Business has a high failure rate. Some of the reasons for failure span from poor planning to poor funding to poor execution, poor management of resources and more. One sometimes overlooked reason for business failure is poor positioning
Dictionary definition of positioning
Businessdictionary.com defines positioning as “a marketing strategy that aims to make a brand occupy a distinct position, relative to competing brands, in the mind of the customer. Companies apply this strategy either by emphasising the distinguishing features of their brand (what it is, what it does and how, etc.) or they may try to create a suitable image (inexpensive or premium, utilitarian or luxurious, entry-level or high-end, etc.) through advertising”.
Positioning defined in layman’s terms
In simple speak, it is how you want to be perceived by the customer. It is the range of emotions you want your customer to feel when they interact with your product or service. The human mind today is cluttered and constantly bombarded with all kinds of information and messages. The human mind, like your Gmail, copes by categorising the messages into three forms. It processes into relevant, worth looking at and noise.
So you write your business plan, get your funding and launch your product. Then one week, one month, one quarter and one year after, you don’t hit your numbers. Your enthusiasm dwindles and you start wondering what could be wrong. Besides several other things that could be wrong, have you considered if your product or service offering is well positioned in the marketplace. Does the market even know exactly what you are about? Are your offerings being filtered automatically into the noise part of their minds?
Differentiate or go home

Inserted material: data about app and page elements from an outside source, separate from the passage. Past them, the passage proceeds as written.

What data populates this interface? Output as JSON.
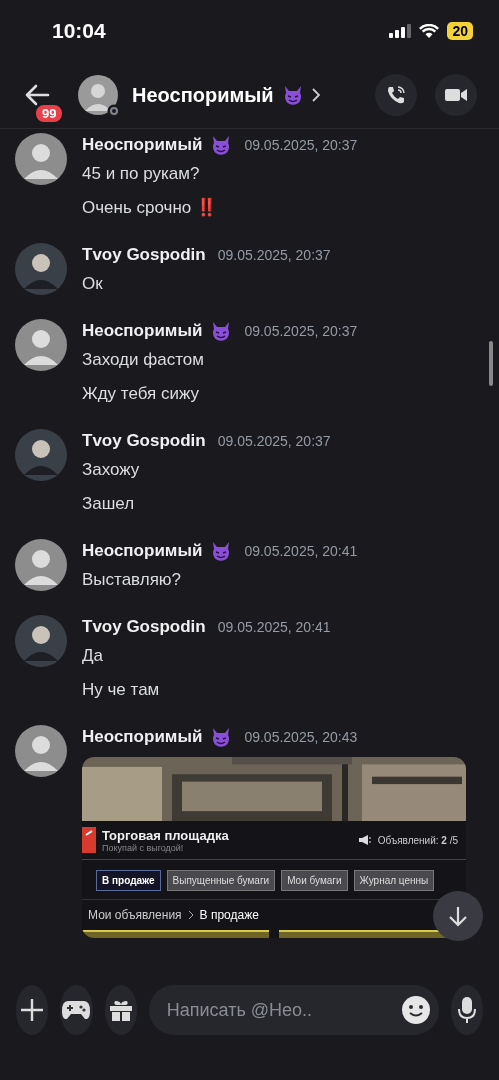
{
  "status_bar": {
    "time": "10:04",
    "battery": "20"
  },
  "header": {
    "unread_badge": "99",
    "title": "Неоспоримый",
    "emoji_badge": true
  },
  "messages": [
    {
      "author": "Неоспоримый",
      "emoji_badge": true,
      "time": "09.05.2025, 20:37",
      "lines": [
        "45 и по рукам?",
        "Очень срочно ‼️"
      ]
    },
    {
      "author": "Tvoy Gospodin",
      "emoji_badge": false,
      "time": "09.05.2025, 20:37",
      "lines": [
        "Ок"
      ]
    },
    {
      "author": "Неоспоримый",
      "emoji_badge": true,
      "time": "09.05.2025, 20:37",
      "lines": [
        "Заходи фастом",
        "Жду тебя сижу"
      ]
    },
    {
      "author": "Tvoy Gospodin",
      "emoji_badge": false,
      "time": "09.05.2025, 20:37",
      "lines": [
        "Захожу",
        "Зашел"
      ]
    },
    {
      "author": "Неоспоримый",
      "emoji_badge": true,
      "time": "09.05.2025, 20:41",
      "lines": [
        "Выставляю?"
      ]
    },
    {
      "author": "Tvoy Gospodin",
      "emoji_badge": false,
      "time": "09.05.2025, 20:41",
      "lines": [
        "Да",
        "Ну че там"
      ]
    },
    {
      "author": "Неоспоримый",
      "emoji_badge": true,
      "time": "09.05.2025, 20:43",
      "attachment": {
        "title": "Торговая площадка",
        "subtitle": "Покупай с выгодой!",
        "counter": "Объявлений: **2** /5",
        "tabs": [
          {
            "label": "В продаже",
            "selected": true
          },
          {
            "label": "Выпущенные бумаги",
            "selected": false
          },
          {
            "label": "Мои бумаги",
            "selected": false
          },
          {
            "label": "Журнал ценны",
            "selected": false
          }
        ],
        "breadcrumb": [
          "Мои объявления",
          "В продаже"
        ]
      }
    }
  ],
  "composer": {
    "placeholder": "Написать @Нео.."
  }
}
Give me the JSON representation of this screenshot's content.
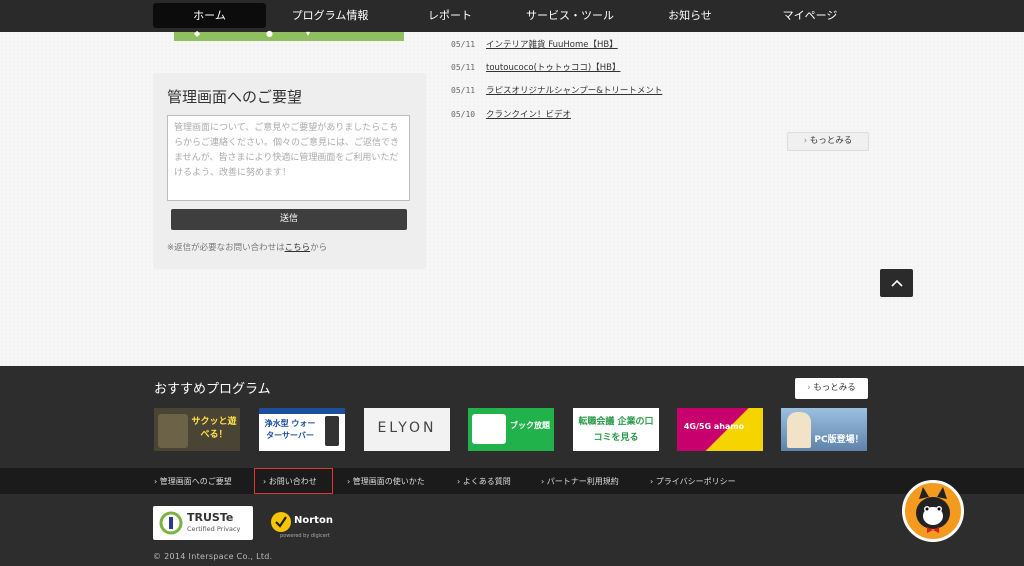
{
  "nav": {
    "items": [
      {
        "label": "ホーム"
      },
      {
        "label": "プログラム情報"
      },
      {
        "label": "レポート"
      },
      {
        "label": "サービス・ツール"
      },
      {
        "label": "お知らせ"
      },
      {
        "label": "マイページ"
      }
    ]
  },
  "feedback": {
    "title": "管理画面へのご要望",
    "placeholder": "管理画面について、ご意見やご要望がありましたらこちらからご連絡ください。個々のご意見には、ご返信できませんが、皆さまにより快適に管理画面をご利用いただけるよう、改善に努めます！",
    "submit_label": "送信",
    "note_prefix": "※返信が必要なお問い合わせは",
    "note_link": "こちら",
    "note_suffix": "から"
  },
  "news": {
    "items": [
      {
        "date": "05/11",
        "title": "インテリア雑貨 FuuHome【HB】"
      },
      {
        "date": "05/11",
        "title": "toutoucoco(トゥトゥココ)【HB】"
      },
      {
        "date": "05/11",
        "title": "ラピスオリジナルシャンプー&トリートメント"
      },
      {
        "date": "05/10",
        "title": "クランクイン！ビデオ"
      }
    ],
    "more_label": "もっとみる"
  },
  "recommended": {
    "title": "おすすめプログラム",
    "more_label": "もっとみる",
    "banners": [
      {
        "text": "サクッと遊べる！",
        "bg": "#4a4434",
        "fg": "#ffe04a"
      },
      {
        "text": "浄水型 ウォーターサーバー",
        "bg": "#ffffff",
        "fg": "#1a4f9c"
      },
      {
        "text": "ELYON",
        "bg": "#f2f2f2",
        "fg": "#444444"
      },
      {
        "text": "ブック放題",
        "bg": "#22b24c",
        "fg": "#ffffff"
      },
      {
        "text": "転職会議 企業の口コミを見る",
        "bg": "#ffffff",
        "fg": "#2b9a4a"
      },
      {
        "text": "4G/5G ahamo",
        "bg": "#c8006e",
        "fg": "#ffffff"
      },
      {
        "text": "PC版登場！",
        "bg": "#7aa0c8",
        "fg": "#ffffff"
      }
    ]
  },
  "footer_links": [
    {
      "label": "管理画面へのご要望"
    },
    {
      "label": "お問い合わせ"
    },
    {
      "label": "管理画面の使いかた"
    },
    {
      "label": "よくある質問"
    },
    {
      "label": "パートナー利用規約"
    },
    {
      "label": "プライバシーポリシー"
    }
  ],
  "badges": {
    "truste_title": "TRUSTe",
    "truste_sub": "Certified Privacy",
    "norton_title": "Norton",
    "norton_sub": "powered by digicert"
  },
  "copyright": "© 2014 Interspace Co., Ltd.",
  "colors": {
    "nav_bg": "#2a2a2a",
    "footer_bg": "#2d2d2d",
    "highlight": "#e2362c",
    "mascot_bg": "#f49a1f"
  }
}
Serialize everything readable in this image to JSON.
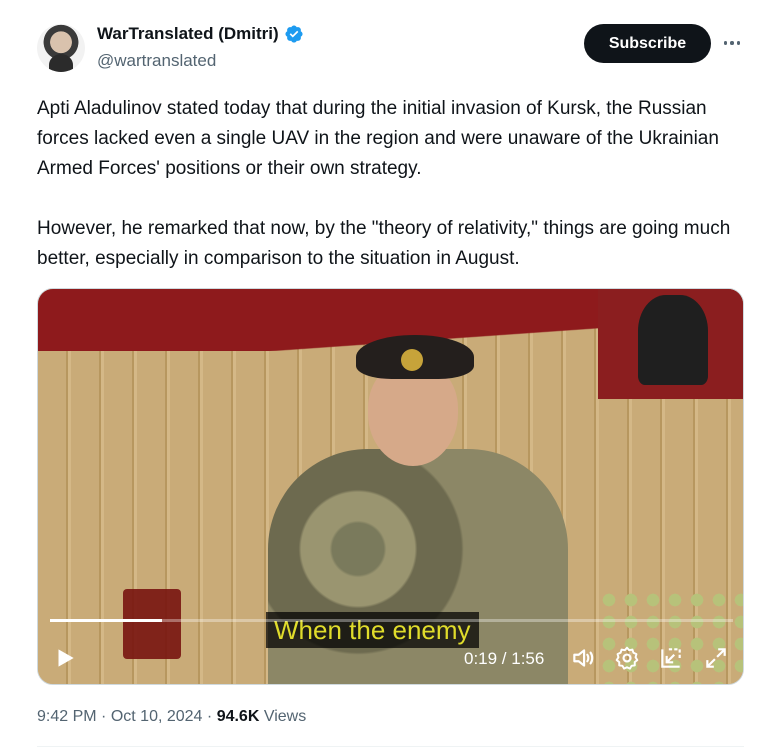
{
  "author": {
    "name": "WarTranslated (Dmitri)",
    "handle": "@wartranslated",
    "verified_icon": "verified-badge-icon"
  },
  "actions": {
    "subscribe_label": "Subscribe"
  },
  "tweet": {
    "paragraph1": "Apti Aladulinov stated today that during the initial invasion of Kursk, the Russian forces lacked even a single UAV in the region and were unaware of the Ukrainian Armed Forces' positions or their own strategy.",
    "paragraph2": "However, he remarked that now, by the \"theory of relativity,\" things are going much better, especially in comparison to the situation in August."
  },
  "video": {
    "subtitle": "When the enemy",
    "time_display": "0:19 / 1:56",
    "progress_fraction": 0.164
  },
  "meta": {
    "time": "9:42 PM",
    "date": "Oct 10, 2024",
    "views_count": "94.6K",
    "views_label": "Views",
    "separator": "·"
  },
  "colors": {
    "verified_blue": "#1d9bf0",
    "subtitle_yellow": "#e0dc2b"
  }
}
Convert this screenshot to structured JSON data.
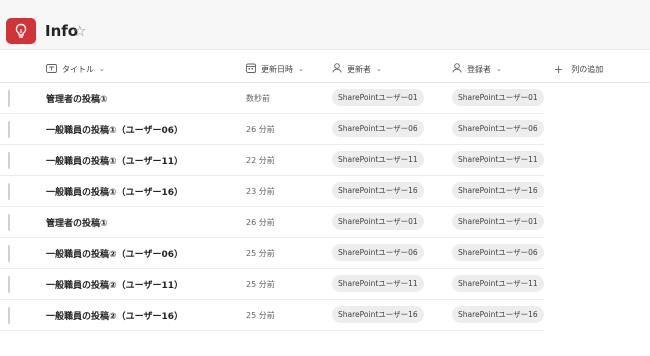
{
  "list": {
    "title": "Info",
    "star_icon": "☆"
  },
  "columns": {
    "title": "タイトル",
    "modified": "更新日時",
    "editor": "更新者",
    "author": "登録者",
    "add": "列の追加"
  },
  "rows": [
    {
      "title": "管理者の投稿①",
      "modified": "数秒前",
      "editor": "SharePointユーザー01",
      "author": "SharePointユーザー01"
    },
    {
      "title": "一般職員の投稿①（ユーザー06）",
      "modified": "26 分前",
      "editor": "SharePointユーザー06",
      "author": "SharePointユーザー06"
    },
    {
      "title": "一般職員の投稿①（ユーザー11）",
      "modified": "22 分前",
      "editor": "SharePointユーザー11",
      "author": "SharePointユーザー11"
    },
    {
      "title": "一般職員の投稿①（ユーザー16）",
      "modified": "23 分前",
      "editor": "SharePointユーザー16",
      "author": "SharePointユーザー16"
    },
    {
      "title": "管理者の投稿①",
      "modified": "26 分前",
      "editor": "SharePointユーザー01",
      "author": "SharePointユーザー01"
    },
    {
      "title": "一般職員の投稿②（ユーザー06）",
      "modified": "25 分前",
      "editor": "SharePointユーザー06",
      "author": "SharePointユーザー06"
    },
    {
      "title": "一般職員の投稿②（ユーザー11）",
      "modified": "25 分前",
      "editor": "SharePointユーザー11",
      "author": "SharePointユーザー11"
    },
    {
      "title": "一般職員の投稿②（ユーザー16）",
      "modified": "25 分前",
      "editor": "SharePointユーザー16",
      "author": "SharePointユーザー16"
    }
  ],
  "icons": {
    "app": "lightbulb-icon",
    "title_column": "text-field-icon",
    "modified_column": "calendar-icon",
    "editor_column": "person-icon",
    "author_column": "person-icon",
    "add_column": "plus-icon",
    "sort": "chevron-down-icon"
  },
  "colors": {
    "app_icon": "#d13438",
    "pill_background": "#ededed"
  }
}
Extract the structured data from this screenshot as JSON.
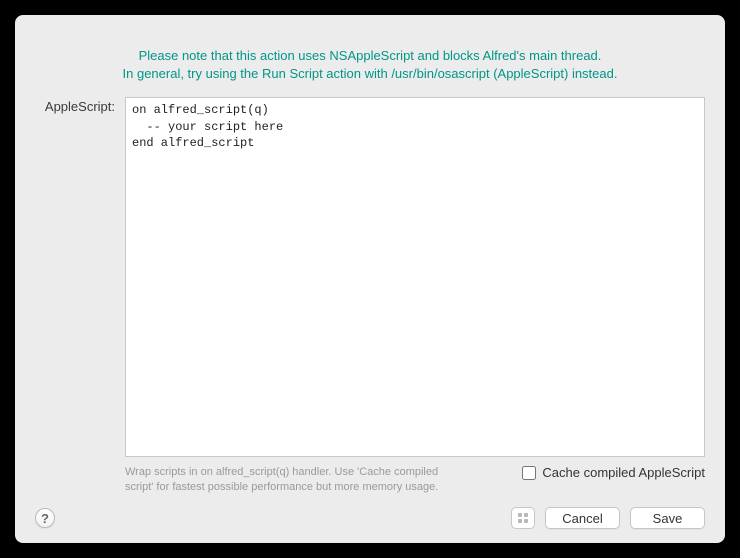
{
  "notice": {
    "line1": "Please note that this action uses NSAppleScript and blocks Alfred's main thread.",
    "line2": "In general, try using the Run Script action with /usr/bin/osascript (AppleScript) instead."
  },
  "form": {
    "label": "AppleScript:"
  },
  "editor": {
    "content": "on alfred_script(q)\n  -- your script here\nend alfred_script"
  },
  "hint": "Wrap scripts in on alfred_script(q) handler. Use 'Cache compiled script' for fastest possible performance but more memory usage.",
  "cache_checkbox": {
    "label": "Cache compiled AppleScript"
  },
  "buttons": {
    "help": "?",
    "cancel": "Cancel",
    "save": "Save"
  }
}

Think about any product or service and you will realise there are a ton of alternatives. Walk into a large grocery store and take a look at the shelves. Each is lined with product after product competing under the same category, all looking the same. In today’s marketplace, products or services which have no clear and distinct value propositions are dead. The “me too” products cannot compete and their vendors “hope” the customer will buy them. The products without any form of differentiation are simply invisible in the marketplace.
Forms of differentiation
Differentiation usually comes in two forms, cost and value.
Cost differentiation sees you take an extreme position on the price spectrum. You either are low cost or high cost (luxurious and premium) if you are differentiating along this path. Low cost is the more common of this form of differentiation. Adopting a low cost positioning goes beyond setting a low price once in a while, it becomes an intricate part of your business. All your operations and marketing are geared towards being able to deliver low prices ALL the time to your customers.
Value differentiation takes the issue of cost out of the buying experience. While customers would still consider price, it isn’t the primary reason why they buy from you. Your product must demonstrate some attribute in the marketplace. It could be faster, perhaps lasts longer or is of a higher quality, etc. The best value differentiation positioning is when customers can’t even say why they love your brand. Ask iPhone and Harley Davidson customers why they buy the products and they really won’t be able to give you a tangible response.
While cost and value have traditionally been how products are differentiated, there is a new school of thought that says one could have a hybrid that seeks to combine the advantages of cost- and value-based differentiation. I would recommend Competitive Advantage by Michael Porter and Blue Ocean Strategy by Kim Chan for further reading in this regard.
How to differentiate
Differentiation starts with the market gap or opportunity. It starts with the reasons why you started the business. It starts with you answering these questions: Why should the customer buy from you? What is unique about your product or service? What are the customer’s alternatives and how does your offering differ from these alternatives?
A clear articulation of answers to these questions should give you a clear understanding of how to position in the market place. As a small or new business, that you will be cheaper is a positioning you should forego as you have no idea what the margins of your competitors are and how prepared and equipped they are to engage in a price war.
Resources available to you in form of cash, human capacity, technological know-how, etc. also determine how you position. A laundry business can’t position on convenience but doesn’t have the manpower to stay open for long hours, seven days a week. It cannot be convenience without manpower to provide pickup and drop-off services to your customers. Be realistic with how you think you can play in the laundry marketplace.
Consistency is key in positioning. You must look and act the part of your marketplace positioning at all times. You do yourself a huge disservice if you promise to deliver in two days but end up delivering in five. Stay consistent internally and externally. Once you take a stand in the marketplace, stay with the path and eventually the marketplace will reward you.
The battle for the customer’s mind is an ongoing one and the mind would easily process most things to noise. Your task as an entrepreneur is to move your product in the customer’s mind from noise to worth looking at and then to relevant. While positioning may get you started, delivering superior value consistently and above industry standards will help you make the transitions in the customers’ mind.